* **Recorded information**:
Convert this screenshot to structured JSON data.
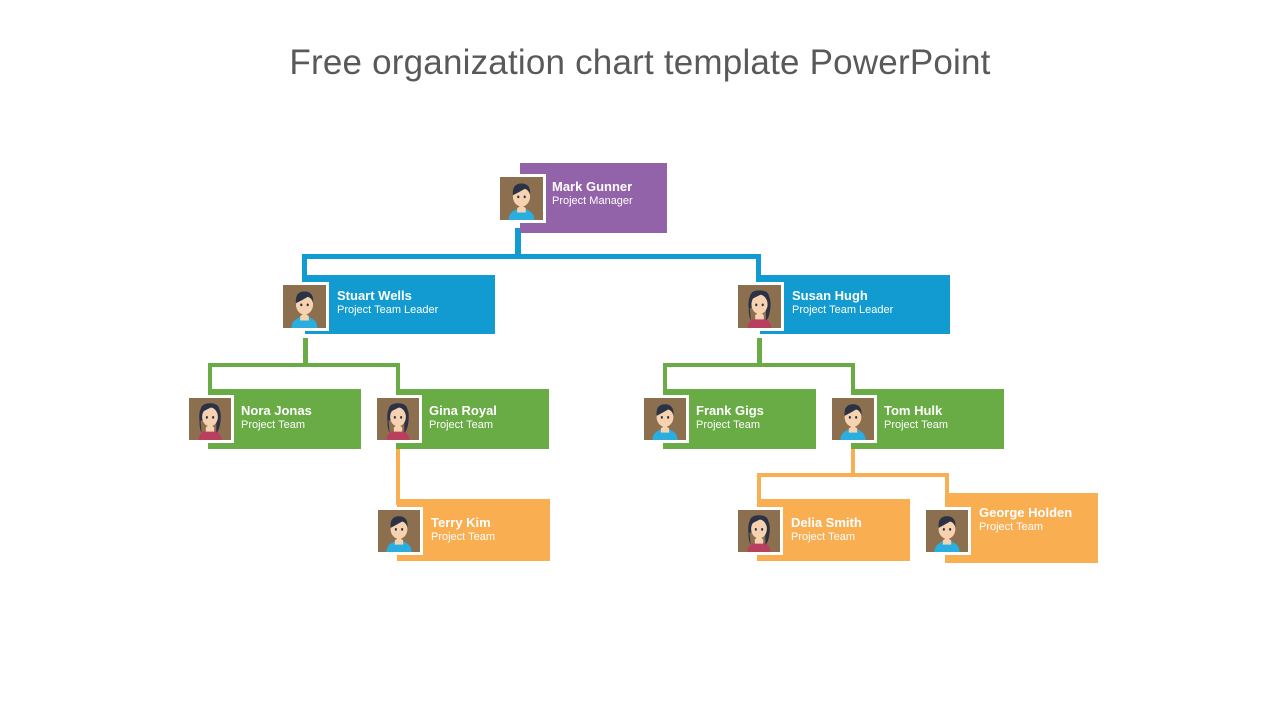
{
  "page": {
    "title": "Free organization chart template PowerPoint"
  },
  "colors": {
    "purple": "#9263A9",
    "blue": "#119BD1",
    "green": "#69AB45",
    "orange": "#F8AE51",
    "title_text": "#595959",
    "node_text": "#ffffff",
    "avatar_bg": "#8B6F4E",
    "avatar_hair": "#2B3245",
    "avatar_skin": "#F7D2B0",
    "avatar_shirt_male": "#2AAEE0",
    "avatar_shirt_female": "#B8405E",
    "background": "#ffffff"
  },
  "chart_data": {
    "type": "diagram",
    "title": "Free organization chart template PowerPoint",
    "levels": 4,
    "nodes": [
      {
        "id": "mark-gunner",
        "name": "Mark Gunner",
        "role": "Project Manager",
        "level": 1,
        "color": "#9263A9",
        "avatar": "male",
        "parent": null
      },
      {
        "id": "stuart-wells",
        "name": "Stuart Wells",
        "role": "Project Team Leader",
        "level": 2,
        "color": "#119BD1",
        "avatar": "male",
        "parent": "mark-gunner"
      },
      {
        "id": "susan-hugh",
        "name": "Susan Hugh",
        "role": "Project Team Leader",
        "level": 2,
        "color": "#119BD1",
        "avatar": "female",
        "parent": "mark-gunner"
      },
      {
        "id": "nora-jonas",
        "name": "Nora Jonas",
        "role": "Project Team",
        "level": 3,
        "color": "#69AB45",
        "avatar": "female",
        "parent": "stuart-wells"
      },
      {
        "id": "gina-royal",
        "name": "Gina Royal",
        "role": "Project Team",
        "level": 3,
        "color": "#69AB45",
        "avatar": "female",
        "parent": "stuart-wells"
      },
      {
        "id": "frank-gigs",
        "name": "Frank Gigs",
        "role": "Project Team",
        "level": 3,
        "color": "#69AB45",
        "avatar": "male",
        "parent": "susan-hugh"
      },
      {
        "id": "tom-hulk",
        "name": "Tom Hulk",
        "role": "Project Team",
        "level": 3,
        "color": "#69AB45",
        "avatar": "male",
        "parent": "susan-hugh"
      },
      {
        "id": "terry-kim",
        "name": "Terry Kim",
        "role": "Project Team",
        "level": 4,
        "color": "#F8AE51",
        "avatar": "male",
        "parent": "gina-royal"
      },
      {
        "id": "delia-smith",
        "name": "Delia Smith",
        "role": "Project Team",
        "level": 4,
        "color": "#F8AE51",
        "avatar": "female",
        "parent": "tom-hulk"
      },
      {
        "id": "george-holden",
        "name": "George Holden",
        "role": "Project Team",
        "level": 4,
        "color": "#F8AE51",
        "avatar": "male",
        "parent": "tom-hulk"
      }
    ]
  }
}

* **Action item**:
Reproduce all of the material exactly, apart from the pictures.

* **Task response**:
Convert this screenshot to structured JSON data.
{
  "page": {
    "title": "Free organization chart template PowerPoint"
  },
  "colors": {
    "purple": "#9263A9",
    "blue": "#119BD1",
    "green": "#69AB45",
    "orange": "#F8AE51",
    "title_text": "#595959",
    "node_text": "#ffffff",
    "avatar_bg": "#8B6F4E",
    "avatar_hair": "#2B3245",
    "avatar_skin": "#F7D2B0",
    "avatar_shirt_male": "#2AAEE0",
    "avatar_shirt_female": "#B8405E",
    "background": "#ffffff"
  },
  "chart_data": {
    "type": "diagram",
    "title": "Free organization chart template PowerPoint",
    "levels": 4,
    "nodes": [
      {
        "id": "mark-gunner",
        "name": "Mark Gunner",
        "role": "Project Manager",
        "level": 1,
        "color": "#9263A9",
        "avatar": "male",
        "parent": null
      },
      {
        "id": "stuart-wells",
        "name": "Stuart Wells",
        "role": "Project Team Leader",
        "level": 2,
        "color": "#119BD1",
        "avatar": "male",
        "parent": "mark-gunner"
      },
      {
        "id": "susan-hugh",
        "name": "Susan Hugh",
        "role": "Project Team Leader",
        "level": 2,
        "color": "#119BD1",
        "avatar": "female",
        "parent": "mark-gunner"
      },
      {
        "id": "nora-jonas",
        "name": "Nora Jonas",
        "role": "Project Team",
        "level": 3,
        "color": "#69AB45",
        "avatar": "female",
        "parent": "stuart-wells"
      },
      {
        "id": "gina-royal",
        "name": "Gina Royal",
        "role": "Project Team",
        "level": 3,
        "color": "#69AB45",
        "avatar": "female",
        "parent": "stuart-wells"
      },
      {
        "id": "frank-gigs",
        "name": "Frank Gigs",
        "role": "Project Team",
        "level": 3,
        "color": "#69AB45",
        "avatar": "male",
        "parent": "susan-hugh"
      },
      {
        "id": "tom-hulk",
        "name": "Tom Hulk",
        "role": "Project Team",
        "level": 3,
        "color": "#69AB45",
        "avatar": "male",
        "parent": "susan-hugh"
      },
      {
        "id": "terry-kim",
        "name": "Terry Kim",
        "role": "Project Team",
        "level": 4,
        "color": "#F8AE51",
        "avatar": "male",
        "parent": "gina-royal"
      },
      {
        "id": "delia-smith",
        "name": "Delia Smith",
        "role": "Project Team",
        "level": 4,
        "color": "#F8AE51",
        "avatar": "female",
        "parent": "tom-hulk"
      },
      {
        "id": "george-holden",
        "name": "George Holden",
        "role": "Project Team",
        "level": 4,
        "color": "#F8AE51",
        "avatar": "male",
        "parent": "tom-hulk"
      }
    ]
  }
}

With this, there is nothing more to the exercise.